Unison head of health Christina McAnea has called for action to prevent much needed nurses leaving. ‘Nurses are choosing to take early retirement rather than run themselves into the ground trying to look after more patients with fewer resources,’ she says.

‘But with staffing shortages at crisis levels, the NHS cannot risk losing any more experienced members of staff.

‘The government must act now. Ministers could end the pay cap and scrap plans to remove the student bursary.’


Research from the Institute for Employment Studies in July 2016 reveals that one in three nurses are due to retire in the next ten years, but also a lack of UK-trained nurses to fill the gap.

The report shows that the NHS relies heavily on nurses from other European Union countries such as Ireland, Portugal and Spain, but their future is uncertain in the wake of the referendum vote on Brexit.

James Buchan

Staff associate at the Institute for Global Health and Development at Queen Margaret University, Edinburgh, James Buchan says that employers should consider options such as flexible retirement to encourage nurses to stay in the profession longer, and to share their experience and knowledge.

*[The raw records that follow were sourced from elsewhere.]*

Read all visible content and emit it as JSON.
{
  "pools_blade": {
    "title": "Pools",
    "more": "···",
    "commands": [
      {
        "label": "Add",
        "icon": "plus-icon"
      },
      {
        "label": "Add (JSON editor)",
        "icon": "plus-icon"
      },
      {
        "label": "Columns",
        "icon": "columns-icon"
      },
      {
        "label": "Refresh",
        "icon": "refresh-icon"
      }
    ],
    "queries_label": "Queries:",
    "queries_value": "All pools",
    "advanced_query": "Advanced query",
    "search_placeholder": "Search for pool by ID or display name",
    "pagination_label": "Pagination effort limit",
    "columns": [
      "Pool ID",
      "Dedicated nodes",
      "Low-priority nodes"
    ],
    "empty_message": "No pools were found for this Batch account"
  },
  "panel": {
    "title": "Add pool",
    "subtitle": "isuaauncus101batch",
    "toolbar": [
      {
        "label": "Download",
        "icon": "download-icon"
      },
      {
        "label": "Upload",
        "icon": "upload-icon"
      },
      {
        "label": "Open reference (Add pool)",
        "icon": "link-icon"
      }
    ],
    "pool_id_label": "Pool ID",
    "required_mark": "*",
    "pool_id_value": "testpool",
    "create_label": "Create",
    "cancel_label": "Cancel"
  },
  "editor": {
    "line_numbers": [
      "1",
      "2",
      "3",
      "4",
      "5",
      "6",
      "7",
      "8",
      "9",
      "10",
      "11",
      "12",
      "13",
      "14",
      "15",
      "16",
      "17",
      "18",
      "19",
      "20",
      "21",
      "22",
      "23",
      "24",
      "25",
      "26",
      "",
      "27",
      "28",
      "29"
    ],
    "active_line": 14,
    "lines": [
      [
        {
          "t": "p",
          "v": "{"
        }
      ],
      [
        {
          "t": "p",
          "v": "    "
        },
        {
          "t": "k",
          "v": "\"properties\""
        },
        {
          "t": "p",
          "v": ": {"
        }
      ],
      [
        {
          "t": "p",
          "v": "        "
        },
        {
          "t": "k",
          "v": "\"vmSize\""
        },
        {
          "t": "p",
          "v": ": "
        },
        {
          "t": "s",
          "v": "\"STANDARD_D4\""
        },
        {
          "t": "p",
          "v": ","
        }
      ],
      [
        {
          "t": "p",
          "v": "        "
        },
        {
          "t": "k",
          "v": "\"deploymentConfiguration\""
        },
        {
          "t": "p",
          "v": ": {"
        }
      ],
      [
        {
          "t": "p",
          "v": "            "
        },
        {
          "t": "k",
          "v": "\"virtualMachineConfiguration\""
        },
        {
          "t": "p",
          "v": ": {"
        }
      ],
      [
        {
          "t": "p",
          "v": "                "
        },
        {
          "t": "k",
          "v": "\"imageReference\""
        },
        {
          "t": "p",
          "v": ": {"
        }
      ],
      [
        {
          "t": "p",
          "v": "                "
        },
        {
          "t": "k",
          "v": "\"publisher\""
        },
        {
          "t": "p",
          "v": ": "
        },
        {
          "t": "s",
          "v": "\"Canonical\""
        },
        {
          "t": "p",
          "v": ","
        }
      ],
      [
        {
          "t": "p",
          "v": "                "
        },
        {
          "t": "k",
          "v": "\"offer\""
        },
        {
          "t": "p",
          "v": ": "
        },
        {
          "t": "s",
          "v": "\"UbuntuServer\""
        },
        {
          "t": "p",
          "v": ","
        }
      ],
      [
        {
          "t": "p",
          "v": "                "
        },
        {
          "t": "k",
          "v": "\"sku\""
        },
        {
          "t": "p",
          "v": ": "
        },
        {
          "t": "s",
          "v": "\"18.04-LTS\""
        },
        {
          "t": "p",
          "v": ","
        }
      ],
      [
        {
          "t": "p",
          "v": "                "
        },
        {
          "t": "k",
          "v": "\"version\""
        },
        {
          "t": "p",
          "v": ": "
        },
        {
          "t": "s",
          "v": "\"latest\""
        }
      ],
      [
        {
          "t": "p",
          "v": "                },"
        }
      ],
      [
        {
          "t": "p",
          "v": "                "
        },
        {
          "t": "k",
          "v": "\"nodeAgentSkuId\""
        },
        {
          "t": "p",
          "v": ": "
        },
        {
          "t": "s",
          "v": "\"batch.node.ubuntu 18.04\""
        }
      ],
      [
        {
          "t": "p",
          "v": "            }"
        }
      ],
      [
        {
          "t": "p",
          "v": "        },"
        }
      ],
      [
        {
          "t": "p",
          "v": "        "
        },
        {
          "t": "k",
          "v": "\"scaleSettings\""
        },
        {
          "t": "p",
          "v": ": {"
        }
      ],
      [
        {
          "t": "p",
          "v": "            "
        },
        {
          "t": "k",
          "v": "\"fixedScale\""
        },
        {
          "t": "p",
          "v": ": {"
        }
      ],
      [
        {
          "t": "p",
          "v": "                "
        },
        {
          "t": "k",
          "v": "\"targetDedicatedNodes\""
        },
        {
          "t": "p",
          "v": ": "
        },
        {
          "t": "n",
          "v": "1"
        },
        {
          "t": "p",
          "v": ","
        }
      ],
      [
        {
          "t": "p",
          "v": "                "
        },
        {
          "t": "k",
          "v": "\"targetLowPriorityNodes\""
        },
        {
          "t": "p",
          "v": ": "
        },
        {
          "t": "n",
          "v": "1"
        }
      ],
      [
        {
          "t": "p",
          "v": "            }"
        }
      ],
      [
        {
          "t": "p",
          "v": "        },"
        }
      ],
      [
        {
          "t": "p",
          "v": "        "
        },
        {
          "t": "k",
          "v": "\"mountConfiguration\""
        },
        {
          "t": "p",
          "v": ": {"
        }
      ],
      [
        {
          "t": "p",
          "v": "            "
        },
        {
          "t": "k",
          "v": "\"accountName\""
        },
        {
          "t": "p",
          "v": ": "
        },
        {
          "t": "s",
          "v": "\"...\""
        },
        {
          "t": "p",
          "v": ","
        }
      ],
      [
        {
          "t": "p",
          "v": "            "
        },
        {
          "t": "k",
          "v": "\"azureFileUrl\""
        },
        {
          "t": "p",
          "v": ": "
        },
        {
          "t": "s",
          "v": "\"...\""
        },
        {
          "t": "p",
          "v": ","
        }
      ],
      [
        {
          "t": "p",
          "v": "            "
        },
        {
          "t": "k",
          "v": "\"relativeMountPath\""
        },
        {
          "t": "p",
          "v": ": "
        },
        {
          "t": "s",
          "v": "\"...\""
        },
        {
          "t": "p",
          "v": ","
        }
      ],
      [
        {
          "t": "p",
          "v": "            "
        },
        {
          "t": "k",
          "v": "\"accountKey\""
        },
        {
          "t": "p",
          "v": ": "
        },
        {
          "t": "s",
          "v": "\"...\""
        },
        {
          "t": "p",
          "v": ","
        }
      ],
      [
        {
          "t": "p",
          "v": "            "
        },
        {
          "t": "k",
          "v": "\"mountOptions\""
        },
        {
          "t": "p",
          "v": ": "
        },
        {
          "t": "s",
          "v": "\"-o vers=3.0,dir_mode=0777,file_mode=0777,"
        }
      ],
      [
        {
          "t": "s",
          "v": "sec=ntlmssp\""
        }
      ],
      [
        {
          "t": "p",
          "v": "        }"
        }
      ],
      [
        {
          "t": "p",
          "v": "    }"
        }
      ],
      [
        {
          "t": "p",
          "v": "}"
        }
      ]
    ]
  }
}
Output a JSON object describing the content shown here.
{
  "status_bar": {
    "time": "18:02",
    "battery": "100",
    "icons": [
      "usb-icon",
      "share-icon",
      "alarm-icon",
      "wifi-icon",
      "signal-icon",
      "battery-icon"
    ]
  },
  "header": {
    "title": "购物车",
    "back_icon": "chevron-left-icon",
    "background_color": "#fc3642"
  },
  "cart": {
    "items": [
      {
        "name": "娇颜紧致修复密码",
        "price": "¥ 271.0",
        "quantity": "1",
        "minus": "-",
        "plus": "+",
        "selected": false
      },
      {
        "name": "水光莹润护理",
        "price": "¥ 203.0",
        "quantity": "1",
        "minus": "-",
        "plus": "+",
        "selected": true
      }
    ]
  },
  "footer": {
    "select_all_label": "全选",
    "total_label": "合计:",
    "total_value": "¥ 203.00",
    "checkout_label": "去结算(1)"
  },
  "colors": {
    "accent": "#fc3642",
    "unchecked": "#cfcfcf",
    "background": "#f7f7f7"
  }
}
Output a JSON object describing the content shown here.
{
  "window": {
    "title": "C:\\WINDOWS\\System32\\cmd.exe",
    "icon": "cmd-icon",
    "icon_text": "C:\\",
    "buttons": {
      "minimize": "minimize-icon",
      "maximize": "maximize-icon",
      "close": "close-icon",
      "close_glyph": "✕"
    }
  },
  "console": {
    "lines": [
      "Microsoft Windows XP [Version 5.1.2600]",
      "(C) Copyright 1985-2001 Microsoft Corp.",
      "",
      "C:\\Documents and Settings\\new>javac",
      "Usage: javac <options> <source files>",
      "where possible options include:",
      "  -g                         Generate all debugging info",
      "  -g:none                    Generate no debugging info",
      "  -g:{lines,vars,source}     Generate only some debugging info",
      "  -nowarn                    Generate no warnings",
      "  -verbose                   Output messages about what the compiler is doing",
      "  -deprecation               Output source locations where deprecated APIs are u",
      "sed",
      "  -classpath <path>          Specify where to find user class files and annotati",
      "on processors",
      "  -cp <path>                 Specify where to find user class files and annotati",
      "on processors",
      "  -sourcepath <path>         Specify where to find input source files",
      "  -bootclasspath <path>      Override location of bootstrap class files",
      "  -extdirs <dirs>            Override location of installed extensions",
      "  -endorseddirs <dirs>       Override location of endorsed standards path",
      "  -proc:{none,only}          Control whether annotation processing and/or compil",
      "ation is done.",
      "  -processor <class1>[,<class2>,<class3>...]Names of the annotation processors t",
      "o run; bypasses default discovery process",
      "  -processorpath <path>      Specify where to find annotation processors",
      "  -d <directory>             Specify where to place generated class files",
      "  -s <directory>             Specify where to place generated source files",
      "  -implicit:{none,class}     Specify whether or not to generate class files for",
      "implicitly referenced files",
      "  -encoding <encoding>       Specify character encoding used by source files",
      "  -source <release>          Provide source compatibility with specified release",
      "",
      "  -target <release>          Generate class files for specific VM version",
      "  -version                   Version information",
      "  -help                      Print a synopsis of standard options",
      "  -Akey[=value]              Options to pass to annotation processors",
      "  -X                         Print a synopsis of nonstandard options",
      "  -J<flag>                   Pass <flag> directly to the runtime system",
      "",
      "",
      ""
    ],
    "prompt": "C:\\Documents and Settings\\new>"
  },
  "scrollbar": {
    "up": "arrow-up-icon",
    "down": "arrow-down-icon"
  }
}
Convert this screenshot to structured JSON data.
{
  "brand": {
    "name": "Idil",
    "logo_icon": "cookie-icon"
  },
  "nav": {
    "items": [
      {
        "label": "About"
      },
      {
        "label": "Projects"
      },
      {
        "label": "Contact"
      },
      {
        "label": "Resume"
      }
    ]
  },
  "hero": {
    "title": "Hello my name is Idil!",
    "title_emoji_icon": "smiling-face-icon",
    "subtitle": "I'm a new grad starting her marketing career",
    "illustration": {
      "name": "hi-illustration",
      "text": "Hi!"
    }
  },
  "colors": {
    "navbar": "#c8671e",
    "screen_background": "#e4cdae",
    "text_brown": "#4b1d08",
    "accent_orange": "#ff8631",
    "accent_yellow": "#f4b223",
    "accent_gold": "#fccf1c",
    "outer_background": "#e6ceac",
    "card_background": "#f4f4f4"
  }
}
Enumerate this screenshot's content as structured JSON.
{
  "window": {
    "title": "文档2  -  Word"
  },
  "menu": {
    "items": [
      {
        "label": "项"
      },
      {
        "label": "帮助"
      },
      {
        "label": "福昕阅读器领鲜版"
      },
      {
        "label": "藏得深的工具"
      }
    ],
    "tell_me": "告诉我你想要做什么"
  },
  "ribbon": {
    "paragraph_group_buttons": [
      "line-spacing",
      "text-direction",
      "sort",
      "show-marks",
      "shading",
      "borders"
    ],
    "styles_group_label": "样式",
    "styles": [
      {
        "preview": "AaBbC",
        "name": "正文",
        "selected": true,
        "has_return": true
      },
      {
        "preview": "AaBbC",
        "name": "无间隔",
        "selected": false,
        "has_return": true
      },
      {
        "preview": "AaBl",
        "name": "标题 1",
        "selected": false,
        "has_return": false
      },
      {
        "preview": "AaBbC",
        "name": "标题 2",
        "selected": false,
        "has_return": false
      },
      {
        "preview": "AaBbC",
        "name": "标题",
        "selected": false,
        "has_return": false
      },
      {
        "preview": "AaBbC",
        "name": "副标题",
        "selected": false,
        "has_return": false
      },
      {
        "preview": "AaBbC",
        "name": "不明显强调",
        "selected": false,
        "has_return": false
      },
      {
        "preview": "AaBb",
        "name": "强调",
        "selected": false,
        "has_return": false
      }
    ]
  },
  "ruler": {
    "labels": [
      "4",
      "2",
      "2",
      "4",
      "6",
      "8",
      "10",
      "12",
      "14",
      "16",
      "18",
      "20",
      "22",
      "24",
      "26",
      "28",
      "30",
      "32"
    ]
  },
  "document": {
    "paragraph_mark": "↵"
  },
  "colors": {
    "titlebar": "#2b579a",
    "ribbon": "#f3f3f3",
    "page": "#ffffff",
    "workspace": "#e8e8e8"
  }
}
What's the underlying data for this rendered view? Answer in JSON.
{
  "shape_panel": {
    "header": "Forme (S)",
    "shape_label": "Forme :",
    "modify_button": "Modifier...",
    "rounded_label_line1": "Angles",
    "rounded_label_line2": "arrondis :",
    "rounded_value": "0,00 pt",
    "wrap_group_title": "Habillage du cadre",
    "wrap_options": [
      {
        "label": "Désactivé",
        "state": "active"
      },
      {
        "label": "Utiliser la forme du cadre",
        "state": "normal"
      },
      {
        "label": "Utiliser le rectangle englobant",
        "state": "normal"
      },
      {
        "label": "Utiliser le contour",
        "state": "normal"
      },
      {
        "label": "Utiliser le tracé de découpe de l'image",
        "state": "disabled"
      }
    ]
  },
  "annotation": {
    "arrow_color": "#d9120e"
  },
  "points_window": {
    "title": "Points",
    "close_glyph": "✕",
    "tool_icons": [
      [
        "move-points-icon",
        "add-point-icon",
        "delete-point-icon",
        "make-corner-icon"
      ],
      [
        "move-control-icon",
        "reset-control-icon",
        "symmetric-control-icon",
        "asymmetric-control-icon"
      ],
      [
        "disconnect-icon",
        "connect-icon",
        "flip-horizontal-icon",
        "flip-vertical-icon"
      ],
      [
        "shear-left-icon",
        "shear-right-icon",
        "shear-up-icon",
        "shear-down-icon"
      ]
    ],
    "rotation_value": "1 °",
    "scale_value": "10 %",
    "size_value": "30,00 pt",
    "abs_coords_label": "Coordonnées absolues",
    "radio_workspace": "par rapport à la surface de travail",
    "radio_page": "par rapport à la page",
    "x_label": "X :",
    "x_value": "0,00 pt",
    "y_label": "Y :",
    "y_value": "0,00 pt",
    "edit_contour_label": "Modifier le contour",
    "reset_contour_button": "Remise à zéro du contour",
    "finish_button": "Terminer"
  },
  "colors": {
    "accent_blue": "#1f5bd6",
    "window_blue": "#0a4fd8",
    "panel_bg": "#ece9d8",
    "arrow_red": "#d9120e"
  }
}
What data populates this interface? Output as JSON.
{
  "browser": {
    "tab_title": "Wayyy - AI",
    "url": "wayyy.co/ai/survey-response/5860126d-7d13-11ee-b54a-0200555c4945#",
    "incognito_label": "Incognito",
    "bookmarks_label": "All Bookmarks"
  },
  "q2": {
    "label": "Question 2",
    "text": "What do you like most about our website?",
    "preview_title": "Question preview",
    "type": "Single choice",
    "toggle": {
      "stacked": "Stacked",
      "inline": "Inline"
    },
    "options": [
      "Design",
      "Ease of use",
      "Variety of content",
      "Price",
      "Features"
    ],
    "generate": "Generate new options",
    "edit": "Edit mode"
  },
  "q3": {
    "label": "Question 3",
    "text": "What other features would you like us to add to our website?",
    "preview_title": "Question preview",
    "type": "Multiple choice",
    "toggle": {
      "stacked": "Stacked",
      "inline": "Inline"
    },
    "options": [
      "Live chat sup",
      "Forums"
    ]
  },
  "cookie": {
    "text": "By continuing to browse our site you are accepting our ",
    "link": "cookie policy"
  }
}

‘There are areas of the profession with older age profiles, most noticeably those in the community and care homes, where the impact of retirement will hit first and biggest,’ he explains.

RCN senior employment relations adviser Gerry O’Dwyer suggests that one explanation for the surge in retirement applications is that several doctors with large pensions may be choosing to retire due to a change in tax law, which has cut the amount that can be saved with tax relief.


Percentage of nursing and midwifery workforce aged over 50 

One new approach to increase numbers of registered nurses is the new nursing apprenticeship, with the first courses set to start later this year. Apprentices will allow people to work as paid healthcare assistants (HCAs) while they study for at least four years.

While many details remain unclear, the first apprentices are expected to start work in September 2017.

Some academics have criticised the plan, with King’s College London professor of nursing policy Anne Marie Rafferty describing apprenticeships as a way to exploit nursing students by using them to staff services.

However, others, including staff at the RCN, point out that new routes into nursing are needed, especially as the bursary has been scrapped in England.


University of Derby head of prequalifying healthcare Denise Baker, who will be providing an apprenticeship course, expects that apprentices will spend one or two days a week working as HCAs, and the rest in education.  

She says there has been huge interest from local employers since health secretary Jeremy Hunt announced the apprenticeship in November.

‘In the East Midlands, we are struggling with recruitment and have about 250 nursing vacancies,’ she says. ‘We are not alone in this and have to think about doing things differently.

‘For local trusts, the option to grow your own and to support people who are talented and loyal in your workforce is highly attractive. It is a time of fantastic opportunity for support workers.’


Number of nursing associates training this year

Another new development that could affect nursing managers and their staff this year is the launch of nursing associates, who are also being given work-based training opportunities.

The first cohort of 1,000 nursing associates, intended to bridge the gap between HCAs and registered nurses, were due to begin their training by the end of last month.

Jane Cummings

Chief nursing officer for England Jane Cummings says that the new hands-on role is a good move for nurses.

‘The new role also has clear benefits for registered nurses, providing additional support and releasing time to give the assessment and care they are trained to provide, as well as undertake more advanced tasks,’ Professor Cummings says. 


About the author

Erin Dean is a freelance journalist

This article is for subscribers only